• **Items from a data source**

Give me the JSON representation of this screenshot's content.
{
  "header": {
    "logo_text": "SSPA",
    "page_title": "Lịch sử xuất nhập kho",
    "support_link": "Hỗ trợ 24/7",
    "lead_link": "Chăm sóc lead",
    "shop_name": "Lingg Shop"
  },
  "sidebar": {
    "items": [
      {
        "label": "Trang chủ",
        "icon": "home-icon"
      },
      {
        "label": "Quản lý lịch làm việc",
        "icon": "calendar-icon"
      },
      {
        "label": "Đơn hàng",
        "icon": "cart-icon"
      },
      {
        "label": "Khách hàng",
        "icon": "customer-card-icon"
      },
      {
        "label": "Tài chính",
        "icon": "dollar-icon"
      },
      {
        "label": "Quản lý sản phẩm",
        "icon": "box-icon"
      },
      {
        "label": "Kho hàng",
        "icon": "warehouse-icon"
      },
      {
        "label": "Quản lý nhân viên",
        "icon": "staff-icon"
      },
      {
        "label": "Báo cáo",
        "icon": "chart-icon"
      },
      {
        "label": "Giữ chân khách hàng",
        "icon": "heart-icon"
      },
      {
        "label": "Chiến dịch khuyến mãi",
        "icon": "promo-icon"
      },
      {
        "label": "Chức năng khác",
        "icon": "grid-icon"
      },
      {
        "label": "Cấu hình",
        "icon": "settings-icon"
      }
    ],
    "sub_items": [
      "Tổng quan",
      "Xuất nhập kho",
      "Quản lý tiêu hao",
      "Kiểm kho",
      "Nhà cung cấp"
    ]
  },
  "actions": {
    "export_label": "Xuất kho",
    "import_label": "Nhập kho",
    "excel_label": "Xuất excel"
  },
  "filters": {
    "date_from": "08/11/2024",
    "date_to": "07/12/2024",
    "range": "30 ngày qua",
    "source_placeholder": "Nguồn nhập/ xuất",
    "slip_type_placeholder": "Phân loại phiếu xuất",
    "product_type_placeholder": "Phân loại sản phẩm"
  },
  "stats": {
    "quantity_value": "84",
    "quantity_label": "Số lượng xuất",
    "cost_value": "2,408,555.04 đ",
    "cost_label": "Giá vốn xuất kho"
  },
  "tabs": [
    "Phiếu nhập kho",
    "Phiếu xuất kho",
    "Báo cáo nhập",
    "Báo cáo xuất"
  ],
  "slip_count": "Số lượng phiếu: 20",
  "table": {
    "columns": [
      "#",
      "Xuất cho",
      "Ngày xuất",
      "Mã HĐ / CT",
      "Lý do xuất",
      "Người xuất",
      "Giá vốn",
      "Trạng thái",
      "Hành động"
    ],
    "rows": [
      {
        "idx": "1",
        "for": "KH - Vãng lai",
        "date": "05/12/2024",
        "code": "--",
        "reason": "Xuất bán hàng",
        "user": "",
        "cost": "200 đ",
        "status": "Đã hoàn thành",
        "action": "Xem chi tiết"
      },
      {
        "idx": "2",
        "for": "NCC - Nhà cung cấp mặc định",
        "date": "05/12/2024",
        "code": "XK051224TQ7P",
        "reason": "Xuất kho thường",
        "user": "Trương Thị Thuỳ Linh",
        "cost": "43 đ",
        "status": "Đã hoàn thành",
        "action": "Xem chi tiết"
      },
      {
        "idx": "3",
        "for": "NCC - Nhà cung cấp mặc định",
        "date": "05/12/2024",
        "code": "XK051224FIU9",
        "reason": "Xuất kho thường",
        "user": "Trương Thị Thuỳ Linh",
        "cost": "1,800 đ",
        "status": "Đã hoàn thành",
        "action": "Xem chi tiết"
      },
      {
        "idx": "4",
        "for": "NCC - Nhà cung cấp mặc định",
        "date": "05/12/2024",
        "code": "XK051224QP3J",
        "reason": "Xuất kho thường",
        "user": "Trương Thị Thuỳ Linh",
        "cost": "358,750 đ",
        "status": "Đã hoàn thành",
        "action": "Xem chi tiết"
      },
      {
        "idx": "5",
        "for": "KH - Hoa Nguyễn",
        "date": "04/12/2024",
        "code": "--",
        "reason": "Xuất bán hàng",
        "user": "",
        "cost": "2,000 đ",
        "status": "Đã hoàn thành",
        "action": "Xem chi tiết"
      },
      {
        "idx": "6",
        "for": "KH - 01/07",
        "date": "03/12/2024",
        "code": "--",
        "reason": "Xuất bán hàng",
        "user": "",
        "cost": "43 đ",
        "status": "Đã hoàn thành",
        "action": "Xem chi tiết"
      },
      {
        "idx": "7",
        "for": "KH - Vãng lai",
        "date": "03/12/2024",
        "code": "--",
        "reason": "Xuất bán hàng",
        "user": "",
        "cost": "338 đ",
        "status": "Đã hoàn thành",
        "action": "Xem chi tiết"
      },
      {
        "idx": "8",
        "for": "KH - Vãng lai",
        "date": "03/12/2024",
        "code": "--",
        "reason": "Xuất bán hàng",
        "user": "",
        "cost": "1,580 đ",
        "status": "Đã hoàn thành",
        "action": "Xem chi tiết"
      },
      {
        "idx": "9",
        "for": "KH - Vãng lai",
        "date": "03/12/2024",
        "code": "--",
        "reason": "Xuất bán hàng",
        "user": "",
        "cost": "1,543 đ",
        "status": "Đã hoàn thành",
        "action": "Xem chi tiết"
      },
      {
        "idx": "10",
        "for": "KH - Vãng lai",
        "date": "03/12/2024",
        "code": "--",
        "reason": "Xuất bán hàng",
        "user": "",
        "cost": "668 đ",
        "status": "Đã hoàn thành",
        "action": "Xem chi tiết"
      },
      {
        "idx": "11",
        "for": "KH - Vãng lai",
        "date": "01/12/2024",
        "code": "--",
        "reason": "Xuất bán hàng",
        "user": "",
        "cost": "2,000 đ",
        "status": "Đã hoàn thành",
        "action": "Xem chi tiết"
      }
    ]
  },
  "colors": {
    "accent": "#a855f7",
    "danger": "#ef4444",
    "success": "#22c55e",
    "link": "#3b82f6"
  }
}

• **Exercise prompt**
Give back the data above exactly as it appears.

• **Response to the exercise**
Give me the JSON representation of this screenshot's content.
{
  "header": {
    "logo_text": "SSPA",
    "page_title": "Lịch sử xuất nhập kho",
    "support_link": "Hỗ trợ 24/7",
    "lead_link": "Chăm sóc lead",
    "shop_name": "Lingg Shop"
  },
  "sidebar": {
    "items": [
      {
        "label": "Trang chủ",
        "icon": "home-icon"
      },
      {
        "label": "Quản lý lịch làm việc",
        "icon": "calendar-icon"
      },
      {
        "label": "Đơn hàng",
        "icon": "cart-icon"
      },
      {
        "label": "Khách hàng",
        "icon": "customer-card-icon"
      },
      {
        "label": "Tài chính",
        "icon": "dollar-icon"
      },
      {
        "label": "Quản lý sản phẩm",
        "icon": "box-icon"
      },
      {
        "label": "Kho hàng",
        "icon": "warehouse-icon"
      },
      {
        "label": "Quản lý nhân viên",
        "icon": "staff-icon"
      },
      {
        "label": "Báo cáo",
        "icon": "chart-icon"
      },
      {
        "label": "Giữ chân khách hàng",
        "icon": "heart-icon"
      },
      {
        "label": "Chiến dịch khuyến mãi",
        "icon": "promo-icon"
      },
      {
        "label": "Chức năng khác",
        "icon": "grid-icon"
      },
      {
        "label": "Cấu hình",
        "icon": "settings-icon"
      }
    ],
    "sub_items": [
      "Tổng quan",
      "Xuất nhập kho",
      "Quản lý tiêu hao",
      "Kiểm kho",
      "Nhà cung cấp"
    ]
  },
  "actions": {
    "export_label": "Xuất kho",
    "import_label": "Nhập kho",
    "excel_label": "Xuất excel"
  },
  "filters": {
    "date_from": "08/11/2024",
    "date_to": "07/12/2024",
    "range": "30 ngày qua",
    "source_placeholder": "Nguồn nhập/ xuất",
    "slip_type_placeholder": "Phân loại phiếu xuất",
    "product_type_placeholder": "Phân loại sản phẩm"
  },
  "stats": {
    "quantity_value": "84",
    "quantity_label": "Số lượng xuất",
    "cost_value": "2,408,555.04 đ",
    "cost_label": "Giá vốn xuất kho"
  },
  "tabs": [
    "Phiếu nhập kho",
    "Phiếu xuất kho",
    "Báo cáo nhập",
    "Báo cáo xuất"
  ],
  "slip_count": "Số lượng phiếu: 20",
  "table": {
    "columns": [
      "#",
      "Xuất cho",
      "Ngày xuất",
      "Mã HĐ / CT",
      "Lý do xuất",
      "Người xuất",
      "Giá vốn",
      "Trạng thái",
      "Hành động"
    ],
    "rows": [
      {
        "idx": "1",
        "for": "KH - Vãng lai",
        "date": "05/12/2024",
        "code": "--",
        "reason": "Xuất bán hàng",
        "user": "",
        "cost": "200 đ",
        "status": "Đã hoàn thành",
        "action": "Xem chi tiết"
      },
      {
        "idx": "2",
        "for": "NCC - Nhà cung cấp mặc định",
        "date": "05/12/2024",
        "code": "XK051224TQ7P",
        "reason": "Xuất kho thường",
        "user": "Trương Thị Thuỳ Linh",
        "cost": "43 đ",
        "status": "Đã hoàn thành",
        "action": "Xem chi tiết"
      },
      {
        "idx": "3",
        "for": "NCC - Nhà cung cấp mặc định",
        "date": "05/12/2024",
        "code": "XK051224FIU9",
        "reason": "Xuất kho thường",
        "user": "Trương Thị Thuỳ Linh",
        "cost": "1,800 đ",
        "status": "Đã hoàn thành",
        "action": "Xem chi tiết"
      },
      {
        "idx": "4",
        "for": "NCC - Nhà cung cấp mặc định",
        "date": "05/12/2024",
        "code": "XK051224QP3J",
        "reason": "Xuất kho thường",
        "user": "Trương Thị Thuỳ Linh",
        "cost": "358,750 đ",
        "status": "Đã hoàn thành",
        "action": "Xem chi tiết"
      },
      {
        "idx": "5",
        "for": "KH - Hoa Nguyễn",
        "date": "04/12/2024",
        "code": "--",
        "reason": "Xuất bán hàng",
        "user": "",
        "cost": "2,000 đ",
        "status": "Đã hoàn thành",
        "action": "Xem chi tiết"
      },
      {
        "idx": "6",
        "for": "KH - 01/07",
        "date": "03/12/2024",
        "code": "--",
        "reason": "Xuất bán hàng",
        "user": "",
        "cost": "43 đ",
        "status": "Đã hoàn thành",
        "action": "Xem chi tiết"
      },
      {
        "idx": "7",
        "for": "KH - Vãng lai",
        "date": "03/12/2024",
        "code": "--",
        "reason": "Xuất bán hàng",
        "user": "",
        "cost": "338 đ",
        "status": "Đã hoàn thành",
        "action": "Xem chi tiết"
      },
      {
        "idx": "8",
        "for": "KH - Vãng lai",
        "date": "03/12/2024",
        "code": "--",
        "reason": "Xuất bán hàng",
        "user": "",
        "cost": "1,580 đ",
        "status": "Đã hoàn thành",
        "action": "Xem chi tiết"
      },
      {
        "idx": "9",
        "for": "KH - Vãng lai",
        "date": "03/12/2024",
        "code": "--",
        "reason": "Xuất bán hàng",
        "user": "",
        "cost": "1,543 đ",
        "status": "Đã hoàn thành",
        "action": "Xem chi tiết"
      },
      {
        "idx": "10",
        "for": "KH - Vãng lai",
        "date": "03/12/2024",
        "code": "--",
        "reason": "Xuất bán hàng",
        "user": "",
        "cost": "668 đ",
        "status": "Đã hoàn thành",
        "action": "Xem chi tiết"
      },
      {
        "idx": "11",
        "for": "KH - Vãng lai",
        "date": "01/12/2024",
        "code": "--",
        "reason": "Xuất bán hàng",
        "user": "",
        "cost": "2,000 đ",
        "status": "Đã hoàn thành",
        "action": "Xem chi tiết"
      }
    ]
  },
  "colors": {
    "accent": "#a855f7",
    "danger": "#ef4444",
    "success": "#22c55e",
    "link": "#3b82f6"
  }
}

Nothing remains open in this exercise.